Dataset rows describing interfaces
++++++

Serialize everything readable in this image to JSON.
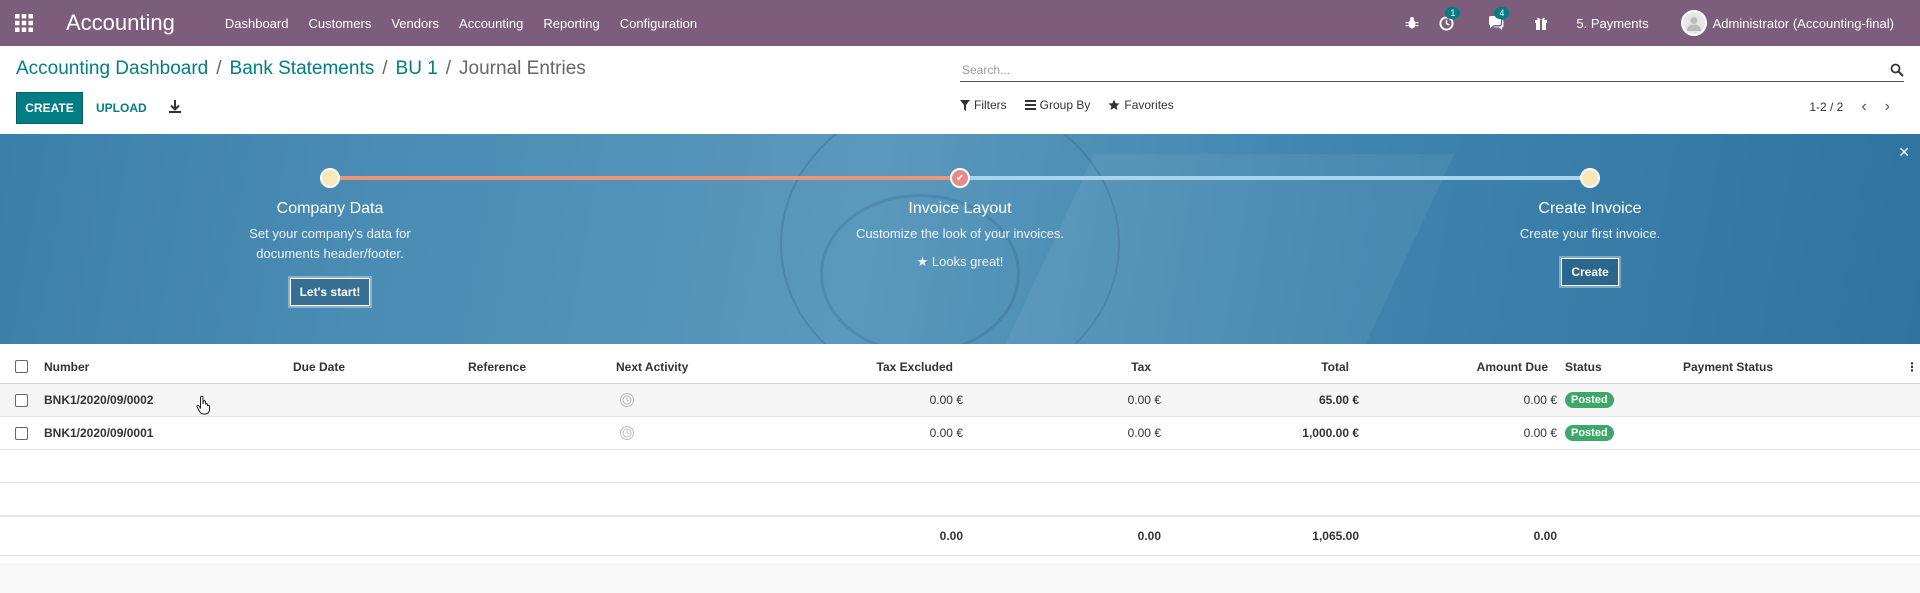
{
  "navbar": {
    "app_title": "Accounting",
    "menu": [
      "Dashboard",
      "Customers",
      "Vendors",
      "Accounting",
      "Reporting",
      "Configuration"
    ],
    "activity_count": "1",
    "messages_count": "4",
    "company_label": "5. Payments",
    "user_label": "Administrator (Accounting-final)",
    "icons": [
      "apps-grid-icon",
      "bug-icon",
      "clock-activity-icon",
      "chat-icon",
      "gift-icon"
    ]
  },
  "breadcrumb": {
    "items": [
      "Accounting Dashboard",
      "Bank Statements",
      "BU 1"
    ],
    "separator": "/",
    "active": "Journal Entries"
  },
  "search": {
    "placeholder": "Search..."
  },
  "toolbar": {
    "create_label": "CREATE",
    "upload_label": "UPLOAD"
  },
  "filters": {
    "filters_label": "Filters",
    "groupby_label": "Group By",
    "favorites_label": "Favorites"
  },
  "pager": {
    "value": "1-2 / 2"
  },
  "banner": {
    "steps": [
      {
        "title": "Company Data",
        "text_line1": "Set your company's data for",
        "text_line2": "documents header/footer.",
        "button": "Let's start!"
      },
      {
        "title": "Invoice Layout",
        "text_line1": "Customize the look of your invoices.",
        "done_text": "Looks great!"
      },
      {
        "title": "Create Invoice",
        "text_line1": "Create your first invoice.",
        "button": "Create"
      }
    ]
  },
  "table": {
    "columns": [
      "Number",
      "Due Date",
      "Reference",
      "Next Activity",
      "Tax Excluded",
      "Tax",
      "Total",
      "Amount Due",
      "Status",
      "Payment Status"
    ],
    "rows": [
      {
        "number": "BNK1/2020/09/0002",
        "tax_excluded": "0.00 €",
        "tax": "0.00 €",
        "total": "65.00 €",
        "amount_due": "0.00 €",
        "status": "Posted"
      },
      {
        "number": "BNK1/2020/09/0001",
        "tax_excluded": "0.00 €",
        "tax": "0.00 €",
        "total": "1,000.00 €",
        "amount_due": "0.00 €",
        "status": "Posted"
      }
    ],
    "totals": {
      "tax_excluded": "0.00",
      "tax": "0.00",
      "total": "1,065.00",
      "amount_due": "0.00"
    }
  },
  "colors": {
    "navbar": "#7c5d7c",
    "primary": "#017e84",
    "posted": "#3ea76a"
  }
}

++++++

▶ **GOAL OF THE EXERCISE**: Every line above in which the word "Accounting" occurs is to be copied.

▶ **EXPECTED ANSWER**:
    "app_title": "Accounting",
      "Accounting",
    "user_label": "Administrator (Accounting-final)",
      "Accounting Dashboard",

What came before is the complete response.